**What the exercise asks**. Take each line in the entries below that holds "still" and show it.

+ + + + +

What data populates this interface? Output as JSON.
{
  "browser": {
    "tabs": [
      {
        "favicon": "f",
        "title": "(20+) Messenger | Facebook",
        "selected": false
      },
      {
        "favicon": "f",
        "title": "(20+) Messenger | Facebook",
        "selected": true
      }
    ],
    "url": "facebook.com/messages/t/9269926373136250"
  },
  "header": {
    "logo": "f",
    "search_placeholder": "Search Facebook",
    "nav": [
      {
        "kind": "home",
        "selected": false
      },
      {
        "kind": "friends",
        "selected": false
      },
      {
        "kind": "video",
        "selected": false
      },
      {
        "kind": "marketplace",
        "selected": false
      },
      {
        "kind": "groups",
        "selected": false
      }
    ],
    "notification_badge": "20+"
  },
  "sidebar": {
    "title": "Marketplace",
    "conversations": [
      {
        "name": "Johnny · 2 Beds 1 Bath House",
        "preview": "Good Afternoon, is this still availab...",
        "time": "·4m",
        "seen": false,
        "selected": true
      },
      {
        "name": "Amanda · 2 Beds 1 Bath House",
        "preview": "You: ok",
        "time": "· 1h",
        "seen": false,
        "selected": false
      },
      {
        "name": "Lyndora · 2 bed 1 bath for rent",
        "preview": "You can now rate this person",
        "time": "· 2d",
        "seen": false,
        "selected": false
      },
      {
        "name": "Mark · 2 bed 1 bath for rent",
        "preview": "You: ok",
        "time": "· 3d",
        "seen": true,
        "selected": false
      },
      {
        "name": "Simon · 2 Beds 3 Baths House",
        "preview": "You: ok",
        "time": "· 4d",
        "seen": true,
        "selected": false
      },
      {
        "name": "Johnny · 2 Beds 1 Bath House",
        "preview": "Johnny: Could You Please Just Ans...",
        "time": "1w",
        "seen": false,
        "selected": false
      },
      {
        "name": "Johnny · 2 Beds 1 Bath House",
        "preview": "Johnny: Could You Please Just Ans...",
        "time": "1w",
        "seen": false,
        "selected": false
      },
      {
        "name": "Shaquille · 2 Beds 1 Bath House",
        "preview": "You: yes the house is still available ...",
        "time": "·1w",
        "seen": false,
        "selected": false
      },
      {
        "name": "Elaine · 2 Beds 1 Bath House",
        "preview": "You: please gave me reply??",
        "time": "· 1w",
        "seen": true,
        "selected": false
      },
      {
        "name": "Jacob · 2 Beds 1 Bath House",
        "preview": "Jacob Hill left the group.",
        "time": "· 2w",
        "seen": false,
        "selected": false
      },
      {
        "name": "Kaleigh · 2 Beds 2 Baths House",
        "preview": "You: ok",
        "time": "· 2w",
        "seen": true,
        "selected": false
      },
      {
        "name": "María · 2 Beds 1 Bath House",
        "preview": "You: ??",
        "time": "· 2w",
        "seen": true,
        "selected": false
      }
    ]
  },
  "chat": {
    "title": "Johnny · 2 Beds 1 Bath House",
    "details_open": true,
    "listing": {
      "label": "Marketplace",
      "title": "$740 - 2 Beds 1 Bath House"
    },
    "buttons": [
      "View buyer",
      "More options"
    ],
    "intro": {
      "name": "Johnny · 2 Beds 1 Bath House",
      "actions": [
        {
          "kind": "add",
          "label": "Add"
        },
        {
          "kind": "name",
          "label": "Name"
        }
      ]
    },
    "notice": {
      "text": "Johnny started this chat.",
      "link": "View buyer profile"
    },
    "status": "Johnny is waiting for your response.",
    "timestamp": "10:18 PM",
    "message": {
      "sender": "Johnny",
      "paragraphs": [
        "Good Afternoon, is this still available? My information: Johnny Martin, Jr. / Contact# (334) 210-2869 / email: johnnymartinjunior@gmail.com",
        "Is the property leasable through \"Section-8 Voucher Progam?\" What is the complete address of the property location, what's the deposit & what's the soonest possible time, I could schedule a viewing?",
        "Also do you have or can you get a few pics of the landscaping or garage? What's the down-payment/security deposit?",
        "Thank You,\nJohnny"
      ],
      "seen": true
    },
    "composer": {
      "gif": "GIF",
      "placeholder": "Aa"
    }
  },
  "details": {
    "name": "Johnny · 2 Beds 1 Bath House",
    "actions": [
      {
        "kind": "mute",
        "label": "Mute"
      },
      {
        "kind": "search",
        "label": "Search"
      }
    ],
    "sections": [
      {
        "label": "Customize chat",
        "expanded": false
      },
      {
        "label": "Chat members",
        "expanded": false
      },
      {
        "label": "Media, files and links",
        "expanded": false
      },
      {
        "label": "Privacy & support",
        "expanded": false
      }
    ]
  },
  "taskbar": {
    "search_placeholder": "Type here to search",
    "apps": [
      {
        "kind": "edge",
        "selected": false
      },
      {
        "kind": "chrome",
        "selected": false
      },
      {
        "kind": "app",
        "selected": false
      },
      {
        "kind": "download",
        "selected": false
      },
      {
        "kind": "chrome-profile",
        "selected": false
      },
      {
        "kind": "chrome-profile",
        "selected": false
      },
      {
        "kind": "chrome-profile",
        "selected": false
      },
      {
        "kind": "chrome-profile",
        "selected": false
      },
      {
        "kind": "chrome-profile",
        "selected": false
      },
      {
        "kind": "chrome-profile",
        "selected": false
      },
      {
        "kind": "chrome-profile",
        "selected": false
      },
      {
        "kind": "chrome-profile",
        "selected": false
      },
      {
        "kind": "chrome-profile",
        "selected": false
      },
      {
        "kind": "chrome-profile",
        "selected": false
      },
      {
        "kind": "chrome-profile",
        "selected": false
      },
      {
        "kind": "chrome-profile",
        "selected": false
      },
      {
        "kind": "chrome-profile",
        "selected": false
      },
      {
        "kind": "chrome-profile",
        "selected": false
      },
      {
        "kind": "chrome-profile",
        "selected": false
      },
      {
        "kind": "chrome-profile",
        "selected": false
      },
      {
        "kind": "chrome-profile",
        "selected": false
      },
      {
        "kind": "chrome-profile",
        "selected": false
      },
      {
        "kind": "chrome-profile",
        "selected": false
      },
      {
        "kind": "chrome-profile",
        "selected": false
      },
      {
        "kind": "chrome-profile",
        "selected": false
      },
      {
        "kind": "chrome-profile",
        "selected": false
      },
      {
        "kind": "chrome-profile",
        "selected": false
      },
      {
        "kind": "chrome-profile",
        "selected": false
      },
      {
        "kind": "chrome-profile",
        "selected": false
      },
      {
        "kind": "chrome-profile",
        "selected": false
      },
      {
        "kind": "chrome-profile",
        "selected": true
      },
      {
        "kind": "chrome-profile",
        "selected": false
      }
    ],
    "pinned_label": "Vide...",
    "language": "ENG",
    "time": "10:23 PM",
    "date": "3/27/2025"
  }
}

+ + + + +

**Written solution**.
        "preview": "Good Afternoon, is this still availab...",
        "preview": "You: yes the house is still available ...",
        "Good Afternoon, is this still available? My information: Johnny Martin, Jr. / Contact# (334) 210-2869 / email: johnnymartinjunior@gmail.com",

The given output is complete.